Data records section start

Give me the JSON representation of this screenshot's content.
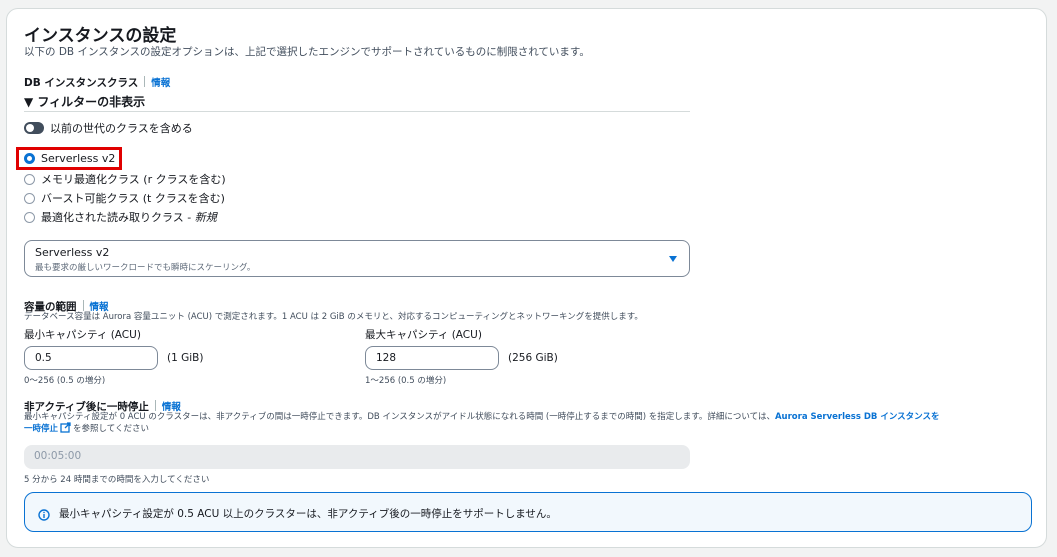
{
  "section": {
    "title": "インスタンスの設定",
    "description": "以下の DB インスタンスの設定オプションは、上記で選択したエンジンでサポートされているものに制限されています。"
  },
  "db_class": {
    "label": "DB インスタンスクラス",
    "info": "情報",
    "filter_toggle": "▼ フィルターの非表示",
    "include_previous_label": "以前の世代のクラスを含める",
    "include_previous_on": false,
    "options": [
      {
        "label": "Serverless v2",
        "selected": true
      },
      {
        "label": "メモリ最適化クラス (r クラスを含む)",
        "selected": false
      },
      {
        "label": "バースト可能クラス (t クラスを含む)",
        "selected": false
      },
      {
        "label": "最適化された読み取りクラス - ",
        "label_suffix": "新規",
        "selected": false
      }
    ],
    "select": {
      "title": "Serverless v2",
      "subtitle": "最も要求の厳しいワークロードでも瞬時にスケーリング。"
    }
  },
  "capacity": {
    "label": "容量の範囲",
    "info": "情報",
    "description": "データベース容量は Aurora 容量ユニット (ACU) で測定されます。1 ACU は 2 GiB のメモリと、対応するコンピューティングとネットワーキングを提供します。",
    "min": {
      "label": "最小キャパシティ (ACU)",
      "value": "0.5",
      "unit": "(1 GiB)",
      "hint": "0～256 (0.5 の増分)"
    },
    "max": {
      "label": "最大キャパシティ (ACU)",
      "value": "128",
      "unit": "(256 GiB)",
      "hint": "1～256 (0.5 の増分)"
    }
  },
  "pause": {
    "label": "非アクティブ後に一時停止",
    "info": "情報",
    "description": "最小キャパシティ設定が 0 ACU のクラスターは、非アクティブの間は一時停止できます。DB インスタンスがアイドル状態になれる時間 (一時停止するまでの時間) を指定します。詳細については、",
    "link_text_1": "Aurora Serverless DB インスタンスを",
    "link_text_2": "一時停止",
    "description_tail": "を参照してください",
    "value": "00:05:00",
    "hint": "5 分から 24 時間までの時間を入力してください"
  },
  "alert": {
    "text": "最小キャパシティ設定が 0.5 ACU 以上のクラスターは、非アクティブ後の一時停止をサポートしません。"
  }
}
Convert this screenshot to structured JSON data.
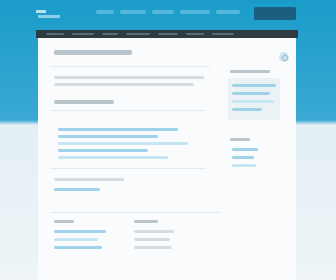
{
  "header": {
    "logo_icon": "logo-icon",
    "nav_items": [
      "",
      "",
      "",
      "",
      ""
    ],
    "action_button_label": ""
  },
  "search": {
    "icon": "search-icon"
  },
  "colors": {
    "header_blue": "#1a9cc9",
    "navbar": "#2e3b43",
    "button": "#1a5f7e",
    "link_blue": "#9ed3ea",
    "content_bg": "#f9fbfc"
  }
}
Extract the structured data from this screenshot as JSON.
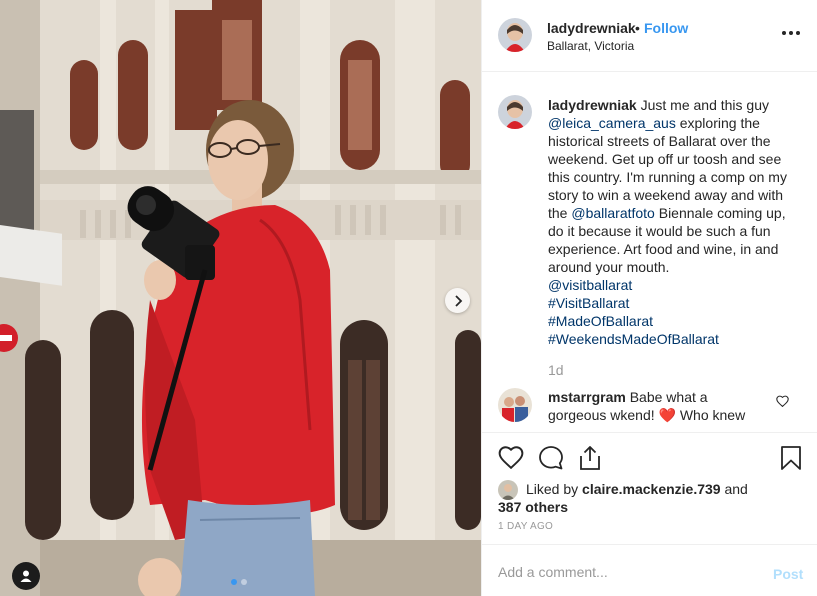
{
  "post": {
    "username": "ladydrewniak",
    "separator": "•",
    "follow_label": "Follow",
    "location": "Ballarat, Victoria",
    "more_icon": "more-options-icon"
  },
  "caption": {
    "username": "ladydrewniak",
    "text_1": "Just me and this guy",
    "mention_leica": "@leica_camera_aus",
    "text_2": "exploring the historical streets of Ballarat over the weekend. Get up off ur toosh and see this country. I'm running a comp on my story to win a weekend away and with the",
    "mention_foto": "@ballaratfoto",
    "text_3": "Biennale coming up, do it because it would be such a fun experience. Art food and wine, in and around your mouth.",
    "mention_visit": "@visitballarat",
    "hashtags": [
      "#VisitBallarat",
      "#MadeOfBallarat",
      "#WeekendsMadeOfBallarat"
    ],
    "age": "1d"
  },
  "comment": {
    "username": "mstarrgram",
    "text": "Babe what a gorgeous wkend! ❤️ Who knew"
  },
  "likes": {
    "prefix": "Liked by",
    "user": "claire.mackenzie.739",
    "and": "and",
    "others": "387 others"
  },
  "timestamp": "1 DAY AGO",
  "add_comment": {
    "placeholder": "Add a comment...",
    "post_label": "Post"
  },
  "colors": {
    "link_blue": "#3897f0",
    "mention_blue": "#003569",
    "muted": "#999999",
    "sweater_red": "#d8232a"
  },
  "icons": [
    "heart-icon",
    "comment-icon",
    "share-icon",
    "bookmark-icon",
    "chevron-right-icon",
    "user-tag-icon"
  ]
}
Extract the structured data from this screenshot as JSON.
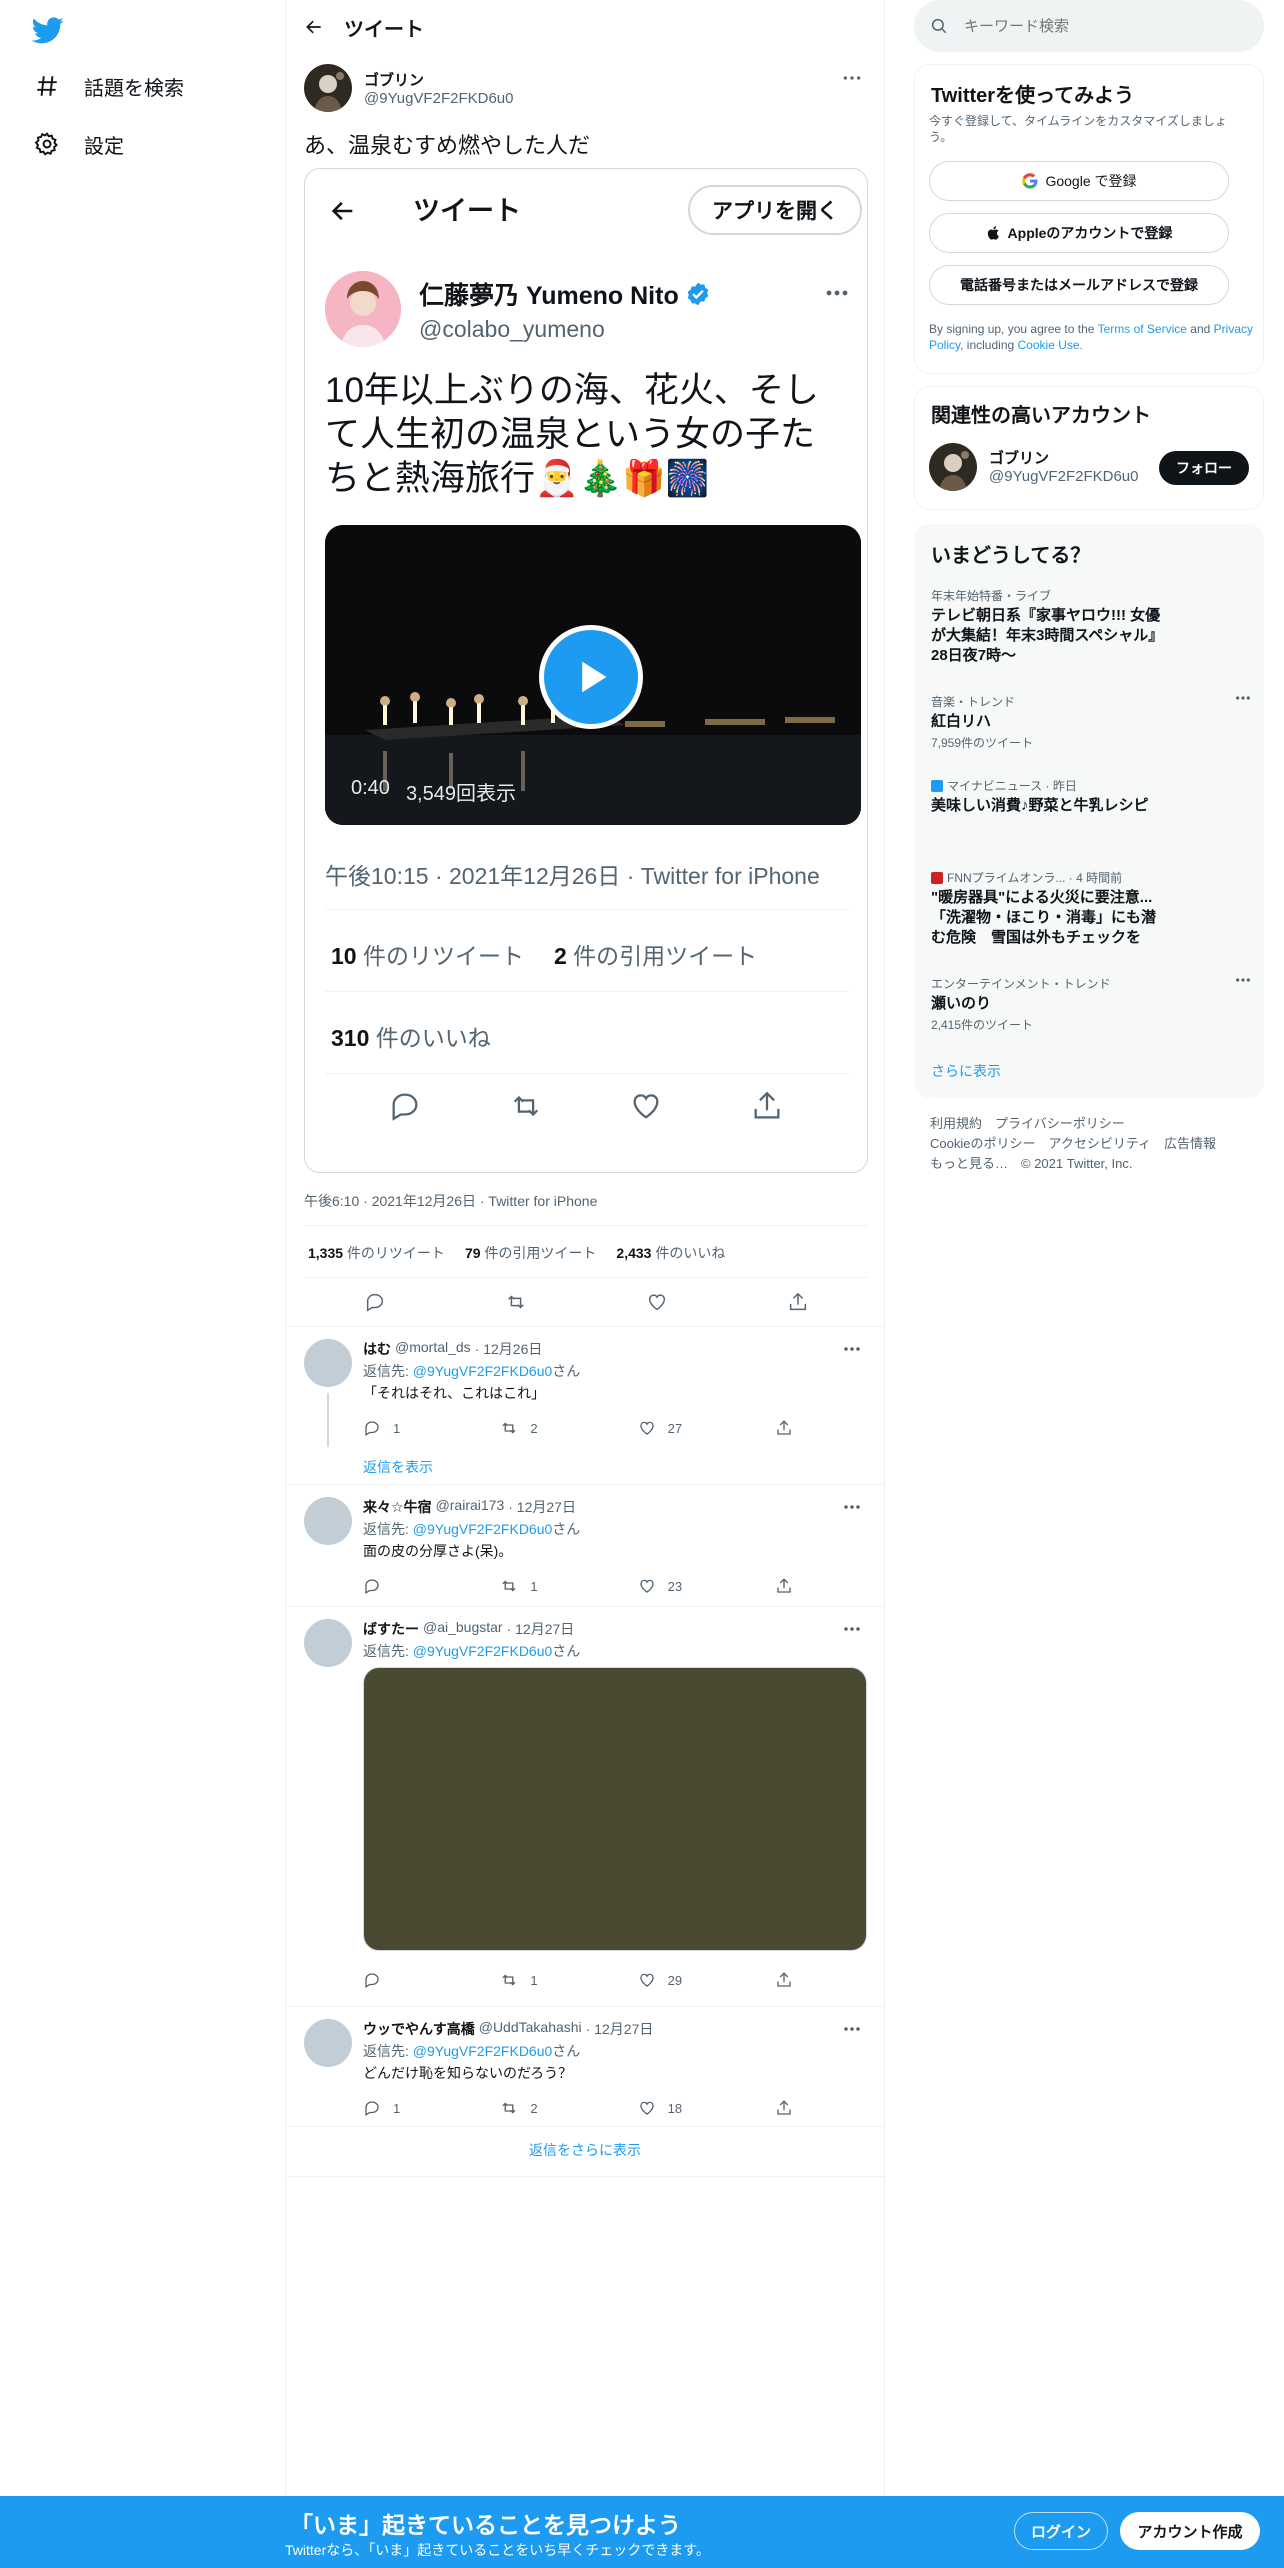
{
  "colors": {
    "accent": "#1d9bf0",
    "text": "#0f1419",
    "muted": "#536471"
  },
  "nav": {
    "logo_icon": "twitter-bird-icon",
    "items": [
      {
        "icon": "hashtag-icon",
        "label": "話題を検索"
      },
      {
        "icon": "gear-icon",
        "label": "設定"
      }
    ]
  },
  "header": {
    "title": "ツイート"
  },
  "tweet": {
    "name": "ゴブリン",
    "handle": "@9YugVF2F2FKD6u0",
    "text": "あ、温泉むすめ燃やした人だ",
    "embedded": {
      "title": "ツイート",
      "open_app": "アプリを開く",
      "name": "仁藤夢乃 Yumeno Nito",
      "handle": "@colabo_yumeno",
      "text": "10年以上ぶりの海、花火、そして人生初の温泉という女の子たちと熱海旅行🎅🎄🎁🎆",
      "video_duration": "0:40",
      "video_views": "3,549回表示",
      "date": "午後10:15 · 2021年12月26日 · Twitter for iPhone",
      "retweets_num": "10",
      "retweets_label": "件のリツイート",
      "quotes_num": "2",
      "quotes_label": "件の引用ツイート",
      "likes_num": "310",
      "likes_label": "件のいいね"
    },
    "meta": "午後6:10 · 2021年12月26日 · Twitter for iPhone",
    "retweets_num": "1,335",
    "retweets_label": "件のリツイート",
    "quotes_num": "79",
    "quotes_label": "件の引用ツイート",
    "likes_num": "2,433",
    "likes_label": "件のいいね"
  },
  "replies": [
    {
      "name": "はむ",
      "handle": "@mortal_ds",
      "date": "· 12月26日",
      "reply_prefix": "返信先:",
      "reply_to": "@9YugVF2F2FKD6u0",
      "reply_suffix": "さん",
      "text": "「それはそれ、これはこれ」",
      "replies": "1",
      "retweets": "2",
      "likes": "27",
      "show_replies": "返信を表示"
    },
    {
      "name": "来々☆牛宿",
      "handle": "@rairai173",
      "date": "· 12月27日",
      "reply_prefix": "返信先:",
      "reply_to": "@9YugVF2F2FKD6u0",
      "reply_suffix": "さん",
      "text": "面の皮の分厚さよ(呆)。",
      "replies": "",
      "retweets": "1",
      "likes": "23"
    },
    {
      "name": "ばすたー",
      "handle": "@ai_bugstar",
      "date": "· 12月27日",
      "reply_prefix": "返信先:",
      "reply_to": "@9YugVF2F2FKD6u0",
      "reply_suffix": "さん",
      "text": "",
      "replies": "",
      "retweets": "1",
      "likes": "29"
    },
    {
      "name": "ウッでやんす高橋",
      "handle": "@UddTakahashi",
      "date": "· 12月27日",
      "reply_prefix": "返信先:",
      "reply_to": "@9YugVF2F2FKD6u0",
      "reply_suffix": "さん",
      "text": "どんだけ恥を知らないのだろう？",
      "replies": "1",
      "retweets": "2",
      "likes": "18"
    }
  ],
  "show_more_replies": "返信をさらに表示",
  "right": {
    "search_placeholder": "キーワード検索",
    "signup": {
      "title": "Twitterを使ってみよう",
      "subtitle": "今すぐ登録して、タイムラインをカスタマイズしましょう。",
      "google": "Google で登録",
      "apple": "Appleのアカウントで登録",
      "phone": "電話番号またはメールアドレスで登録",
      "terms_prefix": "By signing up, you agree to the",
      "terms": "Terms of Service",
      "and": "and",
      "privacy": "Privacy Policy",
      "including": ", including",
      "cookie": "Cookie Use."
    },
    "related": {
      "title": "関連性の高いアカウント",
      "name": "ゴブリン",
      "handle": "@9YugVF2F2FKD6u0",
      "follow": "フォロー"
    },
    "trends": {
      "title": "いまどうしてる？",
      "items": [
        {
          "category": "年末年始特番・ライブ",
          "title": "テレビ朝日系『家事ヤロウ!!! 女優が大集結！年末3時間スペシャル』28日夜7時〜",
          "count": ""
        },
        {
          "category": "音楽・トレンド",
          "title": "紅白リハ",
          "count": "7,959件のツイート"
        },
        {
          "category": "マイナビニュース · 昨日",
          "title": "美味しい消費♪野菜と牛乳レシピ",
          "count": ""
        },
        {
          "category": "FNNプライムオンラ... · 4 時間前",
          "title": "\"暖房器具\"による火災に要注意...「洗濯物・ほこり・消毒」にも潜む危険　雪国は外もチェックを",
          "count": ""
        },
        {
          "category": "エンターテインメント・トレンド",
          "title": "瀬いのり",
          "count": "2,415件のツイート"
        }
      ],
      "show_more": "さらに表示"
    },
    "footer": {
      "line1": "利用規約　プライバシーポリシー",
      "line2": "Cookieのポリシー　アクセシビリティ　広告情報",
      "line3": "もっと見る…　© 2021 Twitter, Inc."
    }
  },
  "banner": {
    "title": "「いま」起きていることを見つけよう",
    "subtitle": "Twitterなら、「いま」起きていることをいち早くチェックできます。",
    "login": "ログイン",
    "signup": "アカウント作成"
  }
}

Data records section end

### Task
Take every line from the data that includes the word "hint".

### Answer for this exercise
      "hint": "0～256 (0.5 の増分)"
      "hint": "1～256 (0.5 の増分)"
    "hint": "5 分から 24 時間までの時間を入力してください"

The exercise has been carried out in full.